Winter can be a beautiful time of year but can be wrought with situations that can cause pet injuries. Follow our health and safety tips to keep your pet in tip-top shape this winter.
Prevent frostbite. Frostbite is an injury that occurs to the skin and sometimes deeper tissues as a result of freezing temperatures. The most common areas affected are the feet, tips of the ears and the tail. Frostbite is most severe when the combination of freezing temperatures, high winds and moisture occur. Make sure your pet stays clean and dry. If you suspect your pet has suffered from frostbite, bring your pet indoors immediately. Dry the hair coat and make sure there is nothing wet next to his body such as blankets or clothing. If possible, immerse the affected body parts in warm (not hot) water and see your veterinarian immediately.
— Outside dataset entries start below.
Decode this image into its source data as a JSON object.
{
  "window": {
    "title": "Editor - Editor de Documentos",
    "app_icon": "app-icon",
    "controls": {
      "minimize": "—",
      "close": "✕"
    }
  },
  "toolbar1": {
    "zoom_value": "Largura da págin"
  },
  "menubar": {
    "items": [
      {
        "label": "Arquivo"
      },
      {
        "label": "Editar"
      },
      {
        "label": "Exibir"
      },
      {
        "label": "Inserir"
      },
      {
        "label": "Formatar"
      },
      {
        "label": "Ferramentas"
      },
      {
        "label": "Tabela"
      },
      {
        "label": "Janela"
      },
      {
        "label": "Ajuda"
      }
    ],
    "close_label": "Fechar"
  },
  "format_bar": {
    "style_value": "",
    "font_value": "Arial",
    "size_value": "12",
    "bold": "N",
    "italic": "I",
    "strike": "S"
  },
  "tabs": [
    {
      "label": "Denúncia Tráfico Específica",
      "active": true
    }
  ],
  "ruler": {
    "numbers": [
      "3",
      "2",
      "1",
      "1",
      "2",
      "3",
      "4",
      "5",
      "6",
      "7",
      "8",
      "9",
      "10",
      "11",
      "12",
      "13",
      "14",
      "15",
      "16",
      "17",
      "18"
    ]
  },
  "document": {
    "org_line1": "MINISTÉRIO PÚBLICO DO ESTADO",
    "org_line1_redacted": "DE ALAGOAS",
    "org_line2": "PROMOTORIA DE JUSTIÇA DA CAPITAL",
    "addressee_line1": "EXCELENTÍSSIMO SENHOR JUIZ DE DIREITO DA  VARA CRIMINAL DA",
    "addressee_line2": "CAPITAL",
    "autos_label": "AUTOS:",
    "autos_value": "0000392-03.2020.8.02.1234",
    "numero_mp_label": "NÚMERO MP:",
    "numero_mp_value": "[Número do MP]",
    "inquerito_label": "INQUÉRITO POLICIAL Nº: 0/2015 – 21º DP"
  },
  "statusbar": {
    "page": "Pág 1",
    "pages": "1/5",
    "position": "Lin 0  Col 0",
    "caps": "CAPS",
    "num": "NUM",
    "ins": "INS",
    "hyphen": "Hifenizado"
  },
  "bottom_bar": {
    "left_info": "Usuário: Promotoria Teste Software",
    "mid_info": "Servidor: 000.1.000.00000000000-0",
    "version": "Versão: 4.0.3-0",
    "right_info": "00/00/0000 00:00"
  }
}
Provide a warm safe environment. Where do most of your winter storms come from? The North? Know where your storms come from and face your dog’s house in a direction either at a 90 or 180-degree angle to prevent the rain and snowing from blowing in to your dog’s home. Elevated doghouses, heated dog houses and houses with insulation help to minimize temperature extremes. Provide blankets or other bedding to give additional comfort and warmth.
Watch for salt. Rock salt is commonly used on icy roads and sidewalks to melt ice and snow. As your dog walks in these areas, the salt can stick to their feet causing skin and pad irritations. In addition, many dogs will lick their feet thereby ingesting the salt, which can cause gastrointestinal upset. To prevent problems, wipe your dog’s feet and dry them after he comes in from the outdoors.
Coat and boots. Some dogs enjoy the comfort of a sweater, coat or boots when they go out. If your dog is one of them, this can help keep him warm and dry. Make sure the clothing fits properly and allows for good freedom of movement. Keep your pet supervised when he is dressed to ensure that his clothes don’t get caught on anything.
Leashes and collars. During the winter months, it gets dark earlier and stays dark longer making dogs difficult to see during evening exercising and walking hours. Always ensure your dog has a good quality collar and is on a leash when you walk him. Use reflective materials in the collar and leashes to enhance visibility. Also, make sure your dog has some form of identity in case he gets away or becomes lost.
Keep secure. Trauma occurs all year long. Many pet owners believe dogs are more vulnerable to trauma during the summer months. This isn’t true. Many animal emergency clinics see an increase in dogs hit by autos during storms or in the winter because owners let them out unsupervised so they don’t have to go out themselves. Go out with your pet so you can monitor their activity and prevent them from being a statistic.
Monitor intakes and outputs. “Intakes” is the food and water that your dog takes in and the “outputs” is the urine and feces eliminated out. It is important to monitor what your pet is doing all year long. Some pet owners don’t like to go out in the cold and therefore don’t notice if their dog is urinating normally or having normal bowel movements. It is also important to make sure that your dog is eating and drinking well. Assessment of these basic bodily functions is an important component of monitoring your dog for early signs of illness.
Grooming. Just because it is winter, don’t ignore grooming your dog. Brush his coat daily to keep it healthy, shiny, and to prevent mats. Keep the hair trimmed between his toes on the bottom of his feet to minimize ice and snow from building up there. Routine grooming will also help to minimize loose hair around your home.